Kevin Cuzner's Personal Blog

Electronics, Embedded Systems, and Software are my breakfast, lunch, and dinner.

Arranging components in a circle with Kicad

I've been using kicad for just about all of my designs for a little over 5 years now. It took a little bit of a learning curve, but I've really come to love it, especially with the improvements by CERN that came out in version 4. One of the greatest features, in my opinion, is the Python Scripting Console in the PCB editor (pcbnew). It gives (more or less) complete access to the design hierarchy so that things like footprints can be manipulated in a scripted fashion.

In my most recent design, the LED Watch, I used this to script myself a tool for arranging footprints in a circle. What I want to show today was how I did it and how to use it so that you can make your own scripting tools (or just arrange stuff in a circle).

*The python console can be found in pcbnew under Tools->Scripting Console. *

Step 1: Write the script

When writing a script for pcbnew, it is usually helpful to have some documentation. Some can be found here, though I mostly used "dir" a whole bunch and had it print me the structure of the various things once I found the points to hook in. The documentation is fairly spartan at this point, so that made things easier.

Here's my script:

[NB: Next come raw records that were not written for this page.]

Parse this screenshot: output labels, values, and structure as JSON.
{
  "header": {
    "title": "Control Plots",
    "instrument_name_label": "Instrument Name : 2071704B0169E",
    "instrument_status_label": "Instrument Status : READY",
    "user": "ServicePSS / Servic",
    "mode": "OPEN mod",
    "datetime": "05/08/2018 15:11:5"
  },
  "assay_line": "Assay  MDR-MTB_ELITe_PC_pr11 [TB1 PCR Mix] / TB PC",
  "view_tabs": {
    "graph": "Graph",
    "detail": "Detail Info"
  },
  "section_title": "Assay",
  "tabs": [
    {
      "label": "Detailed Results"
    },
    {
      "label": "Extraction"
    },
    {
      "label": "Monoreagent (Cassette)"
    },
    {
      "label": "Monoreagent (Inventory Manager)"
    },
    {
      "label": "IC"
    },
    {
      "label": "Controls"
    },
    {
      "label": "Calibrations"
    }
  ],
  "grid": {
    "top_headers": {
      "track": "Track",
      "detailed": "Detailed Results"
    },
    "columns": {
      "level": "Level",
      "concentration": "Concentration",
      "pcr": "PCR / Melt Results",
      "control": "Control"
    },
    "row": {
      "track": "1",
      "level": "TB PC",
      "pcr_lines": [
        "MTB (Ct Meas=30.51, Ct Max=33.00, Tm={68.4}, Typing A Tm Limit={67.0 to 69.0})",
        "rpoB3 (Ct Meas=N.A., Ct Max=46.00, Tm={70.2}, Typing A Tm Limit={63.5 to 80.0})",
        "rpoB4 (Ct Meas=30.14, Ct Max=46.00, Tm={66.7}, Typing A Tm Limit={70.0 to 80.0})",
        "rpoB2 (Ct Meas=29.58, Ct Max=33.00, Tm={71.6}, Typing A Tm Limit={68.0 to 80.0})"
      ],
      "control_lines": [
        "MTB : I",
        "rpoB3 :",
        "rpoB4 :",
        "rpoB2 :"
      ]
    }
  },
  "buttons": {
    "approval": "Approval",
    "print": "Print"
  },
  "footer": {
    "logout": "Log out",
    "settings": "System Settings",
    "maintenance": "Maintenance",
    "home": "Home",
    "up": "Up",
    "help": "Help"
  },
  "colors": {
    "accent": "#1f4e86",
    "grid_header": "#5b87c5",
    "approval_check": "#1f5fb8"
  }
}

 1#!/usr/bin/env python2
 3# Random placement helpers because I'm tired of using spreadsheets for doing this
 5# Kevin Cuzner
 7import math
 8from pcbnew import *
10def place_circle(refdes, start_angle, center, radius, component_offset=0, hide_ref=True, lock=False):
11    """
12    Places components in a circle
13    refdes: List of component references
14    start_angle: Starting angle
15    center: Tuple of (x, y) mils of circle center
16    radius: Radius of the circle in mils
17    component_offset: Offset in degrees for each component to add to angle
18    hide_ref: Hides the reference if true, leaves it be if None
19    lock: Locks the footprint if true
20    """
21    pcb = GetBoard()
22    deg_per_idx = 360 / len(refdes)
23    for idx, rd in enumerate(refdes):
24        part = pcb.FindModuleByReference(rd)
25        angle = (deg_per_idx * idx + start_angle) % 360;
26        print "{0}: {1}".format(rd, angle)
27        xmils = center[0] + math.cos(math.radians(angle)) * radius
28        ymils = center[1] + math.sin(math.radians(angle)) * radius
29        part.SetPosition(wxPoint(FromMils(xmils), FromMils(ymils)))
30        part.SetOrientation(angle * -10)
31        if hide_ref is not None:
32            part.Reference().SetVisible(not hide_ref)
33    print "Placement finished. Press F11 to refresh."

There are several arguments to this function: a list of reference designators (["D1", "D2", "D3"] etc), the angle at which the first component should be placed, the position in mils for the center of the circle, and the radius of the circle in mils. Once the function is invoked, it will find all of the components indicated in the reference designator list and arrange them into the desired circle.

Step 2: Save the script

In order to make life easier, it is best if the script is saved somewhere that the pcbnew python interpreter knows where to look. I found a good location at "/usr/share/kicad/scripting/plugins", but the list of all paths that will be searched can be easily found by opening the python console and executing "import sys" followed by "print(sys.path)". Pick a path that makes sense and save your script there. I saved mine as "" since I intend to add more functions to it as situations require.

Step 3: Open your PCB and run the script

Before you can use the scripts on your footprints, they need to be imported. Make sure you execute the "Read Netlist" command before continuing.

The scripting console can be found under Tools->Scripting Console. Once it is opened you will see a standard python (2) command prompt. If you placed your script in a location where the Scripting Console will search, you should be able to do something like the following:

 1PyCrust 0.9.8 - KiCAD Python Shell
 2Python 2.7.13 (default, Feb 11 2017, 12:22:40)
 3[GCC 6.3.1 20170109] on linux2
 4Type "help", "copyright", "credits" or "license" for more information.
 5>>> import placement_helpers
 6>>> placement_helpers.place_circle(["D1", "D2"], 0, (500, 500), 1000)
 7D1: 0
 8D2: 180
 9Placement finished. Press F11 to refresh.

Now, pcbnew may not recognize that your PCB has changed and enable the save button. You should do something like lay a trace or some other board modification so that you can save any changes the script made. I'm sure there's a way to trigger this in Python, but I haven't got around to trying it yet.


Hopefully this brief tutorial will either help you to place components in circles in Kicad/pcbnew or will help you to write your own scripts for easing PCB layout. Kicad can be a very capable tool and with its new expanded scripting functionality, the sky seems to be the limit.